Internet dating fraud stories

When a friend request from a man who said his name was Greg landed in Sheila's Facebook account, she was intrigued. They quickly started emailing and talking on the phone for hours.He claimed to be working on a rig near Texas and that his contract wouldn’t allow him to leave, which is why they couldn't meet in person.

People are often ashamed to come forward and admit that they’ve been duped.It’s not a good feeling to have been taken advantage of, and a scheme that’s so obvious in hindsight is even harder to admit to. If you date online, take precautions to protect yourself.Two months later, Greg asked Sheila, 49, to pay his taxes."I was resistant at first," she said. I guess to increase my trust."Read More: Sheila wired the money. The abundance of social media platforms, chatrooms and dating apps has led to a rise in romance scams where people pretend to be potential suitors to solicit money.Then she received a message asking her to send more money for an anti-terrorist document fee.

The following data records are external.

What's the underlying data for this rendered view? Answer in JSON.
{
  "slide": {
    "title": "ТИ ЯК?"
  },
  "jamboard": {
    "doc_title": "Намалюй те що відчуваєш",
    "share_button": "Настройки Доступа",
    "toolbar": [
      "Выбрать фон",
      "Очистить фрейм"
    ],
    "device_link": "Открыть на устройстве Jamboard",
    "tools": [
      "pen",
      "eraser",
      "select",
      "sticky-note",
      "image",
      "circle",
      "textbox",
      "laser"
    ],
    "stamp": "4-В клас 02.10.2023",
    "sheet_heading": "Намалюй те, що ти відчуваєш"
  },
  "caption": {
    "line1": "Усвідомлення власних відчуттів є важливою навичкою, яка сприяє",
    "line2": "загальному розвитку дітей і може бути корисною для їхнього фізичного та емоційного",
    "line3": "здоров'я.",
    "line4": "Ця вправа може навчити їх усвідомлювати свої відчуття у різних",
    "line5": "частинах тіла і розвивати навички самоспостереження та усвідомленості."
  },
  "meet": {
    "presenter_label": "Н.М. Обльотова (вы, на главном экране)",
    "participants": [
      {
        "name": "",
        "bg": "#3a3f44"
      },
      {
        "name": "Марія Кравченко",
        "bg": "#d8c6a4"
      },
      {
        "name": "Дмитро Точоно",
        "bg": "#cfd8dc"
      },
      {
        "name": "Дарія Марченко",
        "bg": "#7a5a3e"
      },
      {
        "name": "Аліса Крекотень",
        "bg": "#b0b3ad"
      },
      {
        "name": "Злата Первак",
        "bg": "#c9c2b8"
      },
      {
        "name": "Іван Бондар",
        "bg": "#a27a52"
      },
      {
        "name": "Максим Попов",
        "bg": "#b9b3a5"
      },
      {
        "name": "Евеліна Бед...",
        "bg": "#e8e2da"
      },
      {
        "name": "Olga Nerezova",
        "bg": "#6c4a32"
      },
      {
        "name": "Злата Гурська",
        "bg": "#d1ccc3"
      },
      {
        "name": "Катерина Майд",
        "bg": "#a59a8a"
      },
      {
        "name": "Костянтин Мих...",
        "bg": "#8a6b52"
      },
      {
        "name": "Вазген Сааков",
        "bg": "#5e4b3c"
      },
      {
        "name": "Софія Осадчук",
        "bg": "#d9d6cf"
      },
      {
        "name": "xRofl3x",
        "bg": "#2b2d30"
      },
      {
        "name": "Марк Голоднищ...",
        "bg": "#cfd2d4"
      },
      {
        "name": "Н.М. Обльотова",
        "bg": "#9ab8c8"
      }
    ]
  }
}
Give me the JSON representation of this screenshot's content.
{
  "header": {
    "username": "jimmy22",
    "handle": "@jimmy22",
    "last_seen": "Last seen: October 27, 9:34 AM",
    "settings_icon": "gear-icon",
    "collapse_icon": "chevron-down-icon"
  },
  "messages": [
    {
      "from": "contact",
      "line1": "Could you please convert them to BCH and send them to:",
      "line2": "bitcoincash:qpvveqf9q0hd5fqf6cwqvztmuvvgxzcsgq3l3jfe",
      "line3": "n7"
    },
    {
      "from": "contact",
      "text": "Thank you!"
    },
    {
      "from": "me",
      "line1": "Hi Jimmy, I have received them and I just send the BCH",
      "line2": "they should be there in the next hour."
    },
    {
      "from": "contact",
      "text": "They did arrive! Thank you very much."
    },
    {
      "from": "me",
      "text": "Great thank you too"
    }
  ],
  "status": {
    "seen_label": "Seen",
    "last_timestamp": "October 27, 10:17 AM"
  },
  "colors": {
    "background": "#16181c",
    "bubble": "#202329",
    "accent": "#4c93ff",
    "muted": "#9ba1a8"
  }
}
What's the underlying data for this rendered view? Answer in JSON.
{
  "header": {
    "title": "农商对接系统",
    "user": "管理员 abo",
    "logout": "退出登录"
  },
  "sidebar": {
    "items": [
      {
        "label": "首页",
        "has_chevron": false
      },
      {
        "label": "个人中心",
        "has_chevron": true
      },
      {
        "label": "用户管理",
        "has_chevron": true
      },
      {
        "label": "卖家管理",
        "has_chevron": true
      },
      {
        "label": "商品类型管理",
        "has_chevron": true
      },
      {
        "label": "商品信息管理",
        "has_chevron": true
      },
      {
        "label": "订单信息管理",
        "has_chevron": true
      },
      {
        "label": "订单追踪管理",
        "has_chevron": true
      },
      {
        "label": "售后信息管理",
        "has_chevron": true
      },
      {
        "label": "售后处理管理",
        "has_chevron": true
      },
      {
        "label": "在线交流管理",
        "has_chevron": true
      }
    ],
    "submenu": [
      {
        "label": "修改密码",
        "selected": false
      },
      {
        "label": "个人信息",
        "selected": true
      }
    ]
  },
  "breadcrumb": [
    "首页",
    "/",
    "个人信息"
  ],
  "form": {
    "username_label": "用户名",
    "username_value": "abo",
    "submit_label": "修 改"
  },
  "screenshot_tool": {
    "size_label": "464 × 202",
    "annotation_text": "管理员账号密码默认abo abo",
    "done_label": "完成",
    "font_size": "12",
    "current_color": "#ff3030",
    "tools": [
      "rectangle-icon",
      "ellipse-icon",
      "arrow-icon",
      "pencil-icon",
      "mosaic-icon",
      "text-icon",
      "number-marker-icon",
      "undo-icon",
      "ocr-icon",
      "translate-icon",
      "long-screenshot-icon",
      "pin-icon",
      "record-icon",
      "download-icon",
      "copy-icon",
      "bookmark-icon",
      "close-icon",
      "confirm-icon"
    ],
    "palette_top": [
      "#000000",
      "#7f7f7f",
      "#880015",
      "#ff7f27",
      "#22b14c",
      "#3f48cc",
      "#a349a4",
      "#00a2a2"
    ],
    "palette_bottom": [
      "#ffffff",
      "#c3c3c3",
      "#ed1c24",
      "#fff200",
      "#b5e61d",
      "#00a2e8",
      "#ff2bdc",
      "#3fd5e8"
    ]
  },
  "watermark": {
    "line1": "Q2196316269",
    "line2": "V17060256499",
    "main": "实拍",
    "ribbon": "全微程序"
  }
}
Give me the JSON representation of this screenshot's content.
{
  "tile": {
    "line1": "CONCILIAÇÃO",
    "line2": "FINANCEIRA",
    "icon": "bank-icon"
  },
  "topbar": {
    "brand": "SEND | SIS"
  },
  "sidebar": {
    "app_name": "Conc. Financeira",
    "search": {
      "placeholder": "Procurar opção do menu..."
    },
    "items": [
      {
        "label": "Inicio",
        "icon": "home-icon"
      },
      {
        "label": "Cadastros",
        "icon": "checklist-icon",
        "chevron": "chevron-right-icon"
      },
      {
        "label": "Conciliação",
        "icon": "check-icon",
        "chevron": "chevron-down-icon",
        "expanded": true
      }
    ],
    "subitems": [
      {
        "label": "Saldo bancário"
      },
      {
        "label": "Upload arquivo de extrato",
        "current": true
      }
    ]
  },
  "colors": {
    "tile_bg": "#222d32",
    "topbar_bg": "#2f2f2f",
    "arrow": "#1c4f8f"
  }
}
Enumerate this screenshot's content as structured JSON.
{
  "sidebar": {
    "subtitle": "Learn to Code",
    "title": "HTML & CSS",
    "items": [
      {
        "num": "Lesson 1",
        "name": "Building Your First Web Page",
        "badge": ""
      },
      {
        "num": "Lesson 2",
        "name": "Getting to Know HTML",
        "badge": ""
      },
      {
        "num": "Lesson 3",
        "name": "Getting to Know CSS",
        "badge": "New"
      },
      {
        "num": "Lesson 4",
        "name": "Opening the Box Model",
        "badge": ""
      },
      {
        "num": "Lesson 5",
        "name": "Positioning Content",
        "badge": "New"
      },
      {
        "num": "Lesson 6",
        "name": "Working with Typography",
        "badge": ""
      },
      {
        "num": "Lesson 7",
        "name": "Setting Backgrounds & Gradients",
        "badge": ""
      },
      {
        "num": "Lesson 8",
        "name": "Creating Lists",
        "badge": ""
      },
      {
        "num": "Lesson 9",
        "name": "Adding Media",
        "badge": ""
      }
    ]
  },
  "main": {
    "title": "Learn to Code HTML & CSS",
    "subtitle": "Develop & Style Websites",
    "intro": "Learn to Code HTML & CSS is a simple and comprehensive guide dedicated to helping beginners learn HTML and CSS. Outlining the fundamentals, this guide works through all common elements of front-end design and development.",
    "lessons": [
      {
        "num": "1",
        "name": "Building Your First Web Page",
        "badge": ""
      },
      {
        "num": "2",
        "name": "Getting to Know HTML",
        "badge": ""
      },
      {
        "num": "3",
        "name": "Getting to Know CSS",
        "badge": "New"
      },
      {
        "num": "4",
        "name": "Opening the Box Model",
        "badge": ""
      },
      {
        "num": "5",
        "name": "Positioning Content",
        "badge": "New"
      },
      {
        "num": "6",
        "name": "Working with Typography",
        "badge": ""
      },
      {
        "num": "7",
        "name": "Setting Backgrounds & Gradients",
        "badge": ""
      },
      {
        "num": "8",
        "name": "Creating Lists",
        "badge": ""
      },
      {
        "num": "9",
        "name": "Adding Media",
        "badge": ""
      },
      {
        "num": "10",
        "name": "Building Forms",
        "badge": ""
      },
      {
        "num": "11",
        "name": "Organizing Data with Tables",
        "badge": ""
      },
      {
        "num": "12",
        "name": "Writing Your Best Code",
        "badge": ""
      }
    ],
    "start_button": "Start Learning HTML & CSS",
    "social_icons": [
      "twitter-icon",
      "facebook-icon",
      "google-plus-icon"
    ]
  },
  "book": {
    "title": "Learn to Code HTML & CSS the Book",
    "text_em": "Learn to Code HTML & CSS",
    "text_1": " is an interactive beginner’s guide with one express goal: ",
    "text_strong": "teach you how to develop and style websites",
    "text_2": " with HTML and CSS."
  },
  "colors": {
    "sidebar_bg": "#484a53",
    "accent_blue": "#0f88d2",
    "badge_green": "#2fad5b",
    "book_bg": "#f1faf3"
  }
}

In 2016, the FBI’s Internet Crime Complaint Center reported 14,546 people were victims of romance or confidence scams, up from 5,791 people in 2014.In a related case, Funmilayo Joyce Shodeke, age 67, of Burtonsville, Maryland, pleaded guilty on March 22, 2017 to conducting an unlicensed money transmitting business, and was sentenced to 13 months’ probation, and ordered to forfeit ,900.

According to the evidence presented at trial, and co-conspirators’ plea agreements, from January 2011 to May 18, 2015, members of the conspiracy searched online dating websites to initiate romantic relationships with vulnerable male and female individuals.Members of the conspiracy used false stories and promises to convince the victims to provide money to the conspirators, including fake hospital bills, plane trips to visit the victims, problems with overseas businesses and foreign taxes.Ogundele, the Popoolas, co-conspirators Olusegun Charles Ogunseye, Olufemi Wilfred Williams, Adeyinka Olubunmi Awolaja and others opened bank accounts, called “drop accounts,” in order to receive millions of dollars from the victims.As one law-enforcement official put it, “Right away, the bad guy knows all about you.” Shortly after her profile and picture went up on Mate1.com, Martin met “Richard Cody.” “Richard was good looking and a U. military officer whom I saw from the pictures he sent me,” she says.After emailing back and forth over a few weeks, she learned he was from New Jersey but was deployed in Iraq.Again, both men and women can and have fallen victim to online dating scammers, but women tend to be targeted more aggressively.